We then drove back to Westminster, where Jos lives; a very nice house in a quiet neighbourhood. Our hosts—Jos and Megan—welcomed us so nicely that for a minute I thought I was at home. Lovely couple, we all had some great fun. Megan and Jos also cooked dinner for us—a dinner worth dying for. Imagine, after a couple of weeks of eating in restaurants and cafe’s, to have the pleasure of eating healthy, home‐made, super‐tasty food! OH, the joy. How she made that pasta so delicious—beats me, it was one of the best pasta’s I ever had and, believe me, I had my share of pasta in my life. Spaghetti, pesto, mozzarella, grape‐tomatoes—Lord, I wanted to cry.
FANTASTIC! Thank you Jos & Megan for hosting us, it was a pleasure.
The three of us—Jos, Jeroen and myself—went then to the venue—a mere 20 minutes drive, no traffic whatsoever.
The Temple Hoyne Buell Theatre resides in Denver’s Performing Arts Complex. According to Wikipedia (link: http://en.wikipedia.org/wiki/Denver_Performing_Arts_Complex), this arts complex is the second largest in the world after NYC’s Lincoln Centre. It seats approximately 2,900 and is considered an excellent venue for musicals due to fantastic acoustics.
We picked up our three tickets; as Jos was our guest, we let him get the best seat, which was at the front‐row, dead‐centre. Even at the front row, the sound was very good—I can only assume that the sound at the back was extraordinary.
The band took the stage on 8:00pm sharp, to an extremely loud cheering sound on behalf of the beautiful, laid‐back city of Denver. After a day off Monday, the band was ready to go and gave a really smoking performance.
Last tour, the band performed at the Red‐Rocks Amphitheatre, which is in Morrison, CO—about 20 miles south‐west of Denver. The Red‐Rocks Amphitheatre (Wikipedia: http://en.wikipedia.org/wiki/Red_Rocks_Amphitheatre) is considered by many to be the most astonishing outdoor venue in the world; I would definitely agree. Just Google‐up some pictures and see for yourself. In his opening speech, Mark mentioned that while this venue isn’t quite Red‐Rocks, it is an “indoor Red‐Rocks”, with a smile of course—and that drew some chuckles from the crowd. As good as the sound was in that theatre, it is very hard to beat the over‐all heavenly experience of attending a concert in Red‐Rocks. Alas, venue availability is a determining factor when coming up with a tour schedule. Maybe next time.

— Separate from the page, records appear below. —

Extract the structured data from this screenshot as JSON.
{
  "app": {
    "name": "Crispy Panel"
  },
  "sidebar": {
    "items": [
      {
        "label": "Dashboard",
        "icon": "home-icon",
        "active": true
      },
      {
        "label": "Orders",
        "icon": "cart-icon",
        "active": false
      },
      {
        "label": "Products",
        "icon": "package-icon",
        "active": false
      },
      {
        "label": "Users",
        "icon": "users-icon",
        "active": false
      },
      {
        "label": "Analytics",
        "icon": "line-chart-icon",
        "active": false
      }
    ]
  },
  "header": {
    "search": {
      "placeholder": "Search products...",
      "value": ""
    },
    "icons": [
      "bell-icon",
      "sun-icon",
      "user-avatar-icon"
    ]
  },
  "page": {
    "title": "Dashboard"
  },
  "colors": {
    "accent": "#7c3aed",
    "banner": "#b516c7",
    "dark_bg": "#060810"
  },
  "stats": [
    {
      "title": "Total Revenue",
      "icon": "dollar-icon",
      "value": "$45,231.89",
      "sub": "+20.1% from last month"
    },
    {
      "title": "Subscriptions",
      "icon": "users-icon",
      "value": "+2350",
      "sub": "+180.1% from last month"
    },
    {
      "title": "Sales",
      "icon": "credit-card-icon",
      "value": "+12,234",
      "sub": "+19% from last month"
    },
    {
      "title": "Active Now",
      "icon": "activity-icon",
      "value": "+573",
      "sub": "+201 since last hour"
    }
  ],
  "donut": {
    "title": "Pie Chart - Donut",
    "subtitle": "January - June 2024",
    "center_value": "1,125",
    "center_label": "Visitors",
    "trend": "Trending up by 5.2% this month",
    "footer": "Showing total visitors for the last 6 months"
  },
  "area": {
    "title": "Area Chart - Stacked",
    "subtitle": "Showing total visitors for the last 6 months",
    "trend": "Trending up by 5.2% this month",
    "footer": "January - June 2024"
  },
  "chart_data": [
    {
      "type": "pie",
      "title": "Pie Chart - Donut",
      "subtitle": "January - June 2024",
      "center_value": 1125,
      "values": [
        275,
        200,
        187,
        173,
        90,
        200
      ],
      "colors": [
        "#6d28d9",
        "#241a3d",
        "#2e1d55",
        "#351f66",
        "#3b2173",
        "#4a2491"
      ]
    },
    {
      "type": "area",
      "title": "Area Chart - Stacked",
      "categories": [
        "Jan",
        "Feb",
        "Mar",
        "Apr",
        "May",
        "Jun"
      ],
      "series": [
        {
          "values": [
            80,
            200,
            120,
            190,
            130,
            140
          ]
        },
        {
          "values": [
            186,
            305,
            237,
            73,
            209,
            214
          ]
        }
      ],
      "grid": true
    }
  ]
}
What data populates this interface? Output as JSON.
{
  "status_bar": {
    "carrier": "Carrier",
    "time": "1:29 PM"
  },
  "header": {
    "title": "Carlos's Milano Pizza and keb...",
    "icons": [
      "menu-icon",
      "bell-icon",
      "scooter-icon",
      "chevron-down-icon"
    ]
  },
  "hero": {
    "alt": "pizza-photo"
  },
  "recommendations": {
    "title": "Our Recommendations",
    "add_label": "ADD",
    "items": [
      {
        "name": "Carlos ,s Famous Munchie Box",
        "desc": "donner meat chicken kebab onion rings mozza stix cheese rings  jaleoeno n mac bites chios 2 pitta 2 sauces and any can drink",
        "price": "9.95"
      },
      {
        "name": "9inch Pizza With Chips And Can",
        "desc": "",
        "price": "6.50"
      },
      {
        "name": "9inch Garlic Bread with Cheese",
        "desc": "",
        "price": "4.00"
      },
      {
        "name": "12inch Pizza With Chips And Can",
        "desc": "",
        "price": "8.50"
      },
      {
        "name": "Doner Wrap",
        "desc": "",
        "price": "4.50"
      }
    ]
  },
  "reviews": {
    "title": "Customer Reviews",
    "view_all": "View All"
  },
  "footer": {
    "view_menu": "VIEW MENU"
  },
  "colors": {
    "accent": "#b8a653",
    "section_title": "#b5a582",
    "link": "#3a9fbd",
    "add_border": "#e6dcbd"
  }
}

Show went smooth; the finger of death was not sent at anybody’s direction tonight. A particularly beautiful solo work during Why Aye Man, and a superb performance—perhaps the best one so far—of Cleaning My Gun. Gee, the latter song is a crowd rocker. Right from the minute that Richard strikes that D chord on the 12‐string Burns, to the end—this is a beautiful rock song that’s hard to stay apathetic to.
At the encore, right after So Far Away, a group of women literally lined‐up by the aisle, taking pictures of Mark and the band for approximately two minutes. It was a really entertaining sight; Mark, however, didn’t seem entirely pleased being the focus of attention.
The show tonight has been a winner, no question about it. Great to see the band performing so well day after day—nothing ends a day better than seeing these guys performing.
Jos, our guest at the show, appeared to be very satisfied. Front‐row centre seating in a Mark Knopfler show… well, that’s hard to beat.
After the concert, we bid Jos goodbye and, in order to cut the driving the next day, decided to drive about 80 miles to the town of Limon, CO. I’m signing off this post from my bed at the Holiday Inn Express in this little town; long driving day tomorrow towards Kansas City, Missouri for the next concert.
All the best,